It takes a person of extraordinary personal strength to not give in to temptation, especially in a modern world that seems to only get better at the temptation game.
There’s an episode of Futurama called “A Fishful of Dollars,” that starts out with Fry having a dream in which he realizes that he’s in class in nothing but his underwear. Suddenly, the dream turns into an advertisement for Lightspeed Briefs, a brand of ridiculously expensive underwear. Fry, upon waking, relates his strange dream to his coworkers, figuring it just a strange fluke that he dreamed in advertising. Sadly, his cohorts related to him that it’s a fairly common advertising technique now, to broadcast advertising in dreams.
Fry becomes noticeably wigged out and defiant in the face of this perceived invasion of privacy. Then, the following exchange occurs.
Leela: Didn’t you have ads in the 21st century?
Fry: Well sure, but not in our dreams. Only on TV and radio, and in magazines, and movies, and at ball games… and on buses and milk cartons and t-shirts, and bananas and written on the sky. But not in dreams, no siree!
The joke, of course, being that we’re so saturated with advertising that we don’t even realize it until we take a moment to actually see how much advertising is out there, and how susceptible we are to advertising. Never before have we lived in a world so thoroughly dominated by advertising in the public–and private!–spheres. For instance, right now, I’m listening to Spotify, which I am quite the fan of. It’s fantastic technology, to be able to simply listen to almost any kind of music in the world as long as you’re connected to the internet. It’s also relatively cheap, and gives you 2 ways to pay: either you pay a monthly fee and have unlimited, uninterrupted music, or you pay with your time by having to sit through commercials. Now, I know the politics of streaming services are becoming a much stickier subject than many would like to admit, but for the price of losing time, I think it’s worth it to listen to commercials. Musicians have to eat too, and since paying for music the traditional way is a luxury difficult to justify at this point in my life, advertising will have to be how I do it.

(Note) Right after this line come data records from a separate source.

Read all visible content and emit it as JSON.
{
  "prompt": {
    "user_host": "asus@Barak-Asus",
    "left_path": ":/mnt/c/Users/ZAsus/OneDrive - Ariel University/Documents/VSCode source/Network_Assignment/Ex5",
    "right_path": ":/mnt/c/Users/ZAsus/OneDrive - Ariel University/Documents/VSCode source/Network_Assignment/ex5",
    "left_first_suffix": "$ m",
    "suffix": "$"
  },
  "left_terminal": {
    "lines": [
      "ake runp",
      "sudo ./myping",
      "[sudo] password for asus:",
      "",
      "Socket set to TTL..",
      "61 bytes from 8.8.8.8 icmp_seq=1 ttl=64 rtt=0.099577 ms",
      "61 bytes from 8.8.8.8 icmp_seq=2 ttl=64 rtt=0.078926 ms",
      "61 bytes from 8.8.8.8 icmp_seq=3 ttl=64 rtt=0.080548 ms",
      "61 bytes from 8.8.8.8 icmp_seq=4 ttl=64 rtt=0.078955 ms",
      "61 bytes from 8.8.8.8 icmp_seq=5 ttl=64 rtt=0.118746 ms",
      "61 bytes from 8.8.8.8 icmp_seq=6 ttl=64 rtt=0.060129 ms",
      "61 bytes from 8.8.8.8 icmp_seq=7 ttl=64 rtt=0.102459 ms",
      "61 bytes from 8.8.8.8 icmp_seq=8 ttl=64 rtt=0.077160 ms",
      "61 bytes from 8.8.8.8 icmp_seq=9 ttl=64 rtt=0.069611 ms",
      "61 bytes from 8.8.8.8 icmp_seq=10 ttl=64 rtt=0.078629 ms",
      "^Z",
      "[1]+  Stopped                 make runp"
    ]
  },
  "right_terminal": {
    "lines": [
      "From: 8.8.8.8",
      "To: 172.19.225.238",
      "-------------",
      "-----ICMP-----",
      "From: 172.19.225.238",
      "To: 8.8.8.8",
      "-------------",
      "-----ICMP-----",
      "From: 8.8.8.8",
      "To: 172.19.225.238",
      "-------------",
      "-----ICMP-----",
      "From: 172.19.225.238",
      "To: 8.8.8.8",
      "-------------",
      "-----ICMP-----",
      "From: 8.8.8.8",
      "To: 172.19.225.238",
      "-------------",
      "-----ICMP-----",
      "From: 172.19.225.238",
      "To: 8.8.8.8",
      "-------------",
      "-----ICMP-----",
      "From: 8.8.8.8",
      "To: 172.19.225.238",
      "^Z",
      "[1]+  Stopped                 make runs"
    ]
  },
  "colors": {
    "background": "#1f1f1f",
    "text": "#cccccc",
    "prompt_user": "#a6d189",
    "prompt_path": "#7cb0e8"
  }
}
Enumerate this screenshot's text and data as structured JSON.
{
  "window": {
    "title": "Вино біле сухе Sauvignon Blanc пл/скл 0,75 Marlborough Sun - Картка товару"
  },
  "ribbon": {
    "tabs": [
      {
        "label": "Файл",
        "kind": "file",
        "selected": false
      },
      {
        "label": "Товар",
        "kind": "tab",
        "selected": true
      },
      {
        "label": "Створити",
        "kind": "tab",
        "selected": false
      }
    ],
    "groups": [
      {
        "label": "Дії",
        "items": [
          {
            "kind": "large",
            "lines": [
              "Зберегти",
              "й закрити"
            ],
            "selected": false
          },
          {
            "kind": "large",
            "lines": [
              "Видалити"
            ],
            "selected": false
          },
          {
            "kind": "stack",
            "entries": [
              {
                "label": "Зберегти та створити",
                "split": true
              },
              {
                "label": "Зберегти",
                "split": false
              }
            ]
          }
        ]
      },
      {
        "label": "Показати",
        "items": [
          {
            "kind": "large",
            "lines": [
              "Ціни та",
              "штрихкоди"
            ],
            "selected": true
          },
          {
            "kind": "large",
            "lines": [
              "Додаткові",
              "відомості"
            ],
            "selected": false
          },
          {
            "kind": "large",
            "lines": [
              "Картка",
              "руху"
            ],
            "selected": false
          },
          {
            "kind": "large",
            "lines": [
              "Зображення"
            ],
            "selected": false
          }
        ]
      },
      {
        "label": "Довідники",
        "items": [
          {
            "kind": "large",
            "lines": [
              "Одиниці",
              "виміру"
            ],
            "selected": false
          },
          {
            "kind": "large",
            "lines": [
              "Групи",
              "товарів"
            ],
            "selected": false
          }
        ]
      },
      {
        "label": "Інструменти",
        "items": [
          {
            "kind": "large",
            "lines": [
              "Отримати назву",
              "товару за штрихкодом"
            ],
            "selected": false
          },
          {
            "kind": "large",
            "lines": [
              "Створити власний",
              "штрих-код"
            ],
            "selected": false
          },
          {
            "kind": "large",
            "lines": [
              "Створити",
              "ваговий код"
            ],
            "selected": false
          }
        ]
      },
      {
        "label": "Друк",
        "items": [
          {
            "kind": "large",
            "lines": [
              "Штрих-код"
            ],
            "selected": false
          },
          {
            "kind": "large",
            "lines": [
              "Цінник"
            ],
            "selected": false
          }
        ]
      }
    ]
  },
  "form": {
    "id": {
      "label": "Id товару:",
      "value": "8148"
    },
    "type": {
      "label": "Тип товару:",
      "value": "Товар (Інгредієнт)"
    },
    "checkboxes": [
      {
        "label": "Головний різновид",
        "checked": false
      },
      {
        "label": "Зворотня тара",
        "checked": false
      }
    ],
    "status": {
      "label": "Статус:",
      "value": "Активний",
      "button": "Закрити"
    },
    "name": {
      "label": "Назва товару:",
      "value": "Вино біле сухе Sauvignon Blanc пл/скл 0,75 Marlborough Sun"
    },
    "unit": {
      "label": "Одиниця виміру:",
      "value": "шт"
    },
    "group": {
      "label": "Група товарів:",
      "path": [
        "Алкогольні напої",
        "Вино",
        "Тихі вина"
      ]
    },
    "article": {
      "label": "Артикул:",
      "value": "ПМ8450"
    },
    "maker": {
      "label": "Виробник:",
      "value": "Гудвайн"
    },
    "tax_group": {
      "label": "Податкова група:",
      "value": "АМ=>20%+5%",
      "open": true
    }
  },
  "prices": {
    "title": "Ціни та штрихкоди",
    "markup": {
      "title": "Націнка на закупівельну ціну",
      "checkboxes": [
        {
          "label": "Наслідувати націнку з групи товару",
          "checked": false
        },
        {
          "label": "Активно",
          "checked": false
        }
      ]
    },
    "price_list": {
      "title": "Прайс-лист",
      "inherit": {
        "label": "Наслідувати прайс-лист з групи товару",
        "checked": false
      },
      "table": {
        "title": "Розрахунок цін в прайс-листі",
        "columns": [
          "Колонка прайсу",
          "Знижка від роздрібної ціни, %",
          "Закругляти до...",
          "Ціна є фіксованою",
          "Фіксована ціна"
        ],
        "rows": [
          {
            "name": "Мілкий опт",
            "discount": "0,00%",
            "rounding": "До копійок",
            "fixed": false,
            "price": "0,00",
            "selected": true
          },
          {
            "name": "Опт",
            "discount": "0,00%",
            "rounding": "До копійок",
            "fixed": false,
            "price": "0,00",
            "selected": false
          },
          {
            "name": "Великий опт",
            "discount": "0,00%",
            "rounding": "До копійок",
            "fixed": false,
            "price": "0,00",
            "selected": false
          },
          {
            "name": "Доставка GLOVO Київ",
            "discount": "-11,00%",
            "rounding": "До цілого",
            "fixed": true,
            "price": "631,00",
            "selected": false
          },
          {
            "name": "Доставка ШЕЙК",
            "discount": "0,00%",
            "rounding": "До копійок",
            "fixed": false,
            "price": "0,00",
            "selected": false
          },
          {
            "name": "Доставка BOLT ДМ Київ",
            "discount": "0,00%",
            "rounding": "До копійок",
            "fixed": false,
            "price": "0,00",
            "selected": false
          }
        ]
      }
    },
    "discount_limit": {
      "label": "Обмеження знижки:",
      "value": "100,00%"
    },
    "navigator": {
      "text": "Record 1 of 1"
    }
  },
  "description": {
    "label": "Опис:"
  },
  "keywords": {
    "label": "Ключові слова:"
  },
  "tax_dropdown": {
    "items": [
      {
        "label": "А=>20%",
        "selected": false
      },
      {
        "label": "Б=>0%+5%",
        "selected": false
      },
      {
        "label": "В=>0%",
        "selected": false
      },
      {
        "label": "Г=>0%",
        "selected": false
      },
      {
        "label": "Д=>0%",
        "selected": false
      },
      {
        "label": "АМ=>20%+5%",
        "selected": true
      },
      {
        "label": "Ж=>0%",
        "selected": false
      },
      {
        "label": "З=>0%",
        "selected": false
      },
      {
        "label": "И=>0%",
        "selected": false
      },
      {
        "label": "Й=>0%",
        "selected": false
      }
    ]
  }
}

But there is a cost to being advertised to, isn’t there? It’s somewhat intangible, but it is definitely there. It costs time, it costs your attention, but it also costs a bit of your spirit, in a way. There is always something that can weaken your resolve. We all have our weaknesses. I know I can’t go into a Half-Price Bookstore without buying something. For some people, it’s JC Penny. For others it’s a craft store, or hardware store, or a music supplies store. Pick your poison. We all have weaknesses.
What’s good to remember is that even Jesus was tempted. The extended version of Jesus’s temptation is found in Matthew 4:1-11, and it’s one of the most surreal and most telling stories of Jesus that I know, because it somewhat relies on dream-logic. Jesus is being tempted by Satan, and is being prosecuted much like a defendant would be in a courtroom. He’s being tempted by three things:
1) Material riches. Satan takes advantage of Jesus’s hunger, knowing that he has been fasting for 40 days in the desert. He tells Jesus that if he’s hungry, he can easily turn the rocks around him into bread! He’s the son of God; he can do whatever he wants! Jesus however counters this offer in saying that “you can’t live on bread alone.” There’s more to life than material wealth, and selling your soul for a loaf of bread just isn’t worth it.
2) Spiritual power. Satan whooshes Jesus to the top of the tallest tower of the Temple of Jerusalem, and says that if he so chooses, he could fall from the top of the tower and the angels would catch him–if he but only slips. I say this is Spiritual power because it’s no coincidence that he takes him to the temple, and mentions the powers of God. It’s not physical security Satan is selling, but command of the spiritual powers of the world. Jesus responds by saying one shouldn’t test God–but isn’t Satan testing God right now? True. Jesus has no need for this gift; Jesus has all the spiritual fortitude he needs. Which brings us to the final one…
3) Political power. Satan shows Jesus all the kingdoms of the world and says that they are his, if he but only bow before Satan. Again Jesus rebuts, but I want to examine this just a bit more closely. This may not be tempting to Jesus, but what if it was? It certainly is to us, isn’t it? Wouldn’t a powerful political savior be exactly the kind of person we would want Jesus to be? It would make so much more sense to worship a God-Emperor, powerful in majesty, rather than a poor homeless wandering day-laborer who ran afoul of the empire and got crucified. It’s certainly a lot safer, wouldn’t you say?
But that is not the kind of Messiah that Jesus is. Jesus is not the God-Emperor Messiah, but rather God incarnate, made low and of mortal flesh like the rest of us. Though he was without sin, the humility of Jesus is the key part of the story, one we ought not gloss over in favor of more spectacular images of God, be they in the Old Testament, or in Revelation. You don’t get to skip over the dirty, gritty, homeless wandering vagrant Jesus, who chose to be such.
He didn’t succumb to material wealth.
He didn’t succumb to religious influence.
He didn’t succumb to political power.
Jesus came for more. In a world of temptation, Jesus offers us something more, and reminds us that we are stronger than any temptation.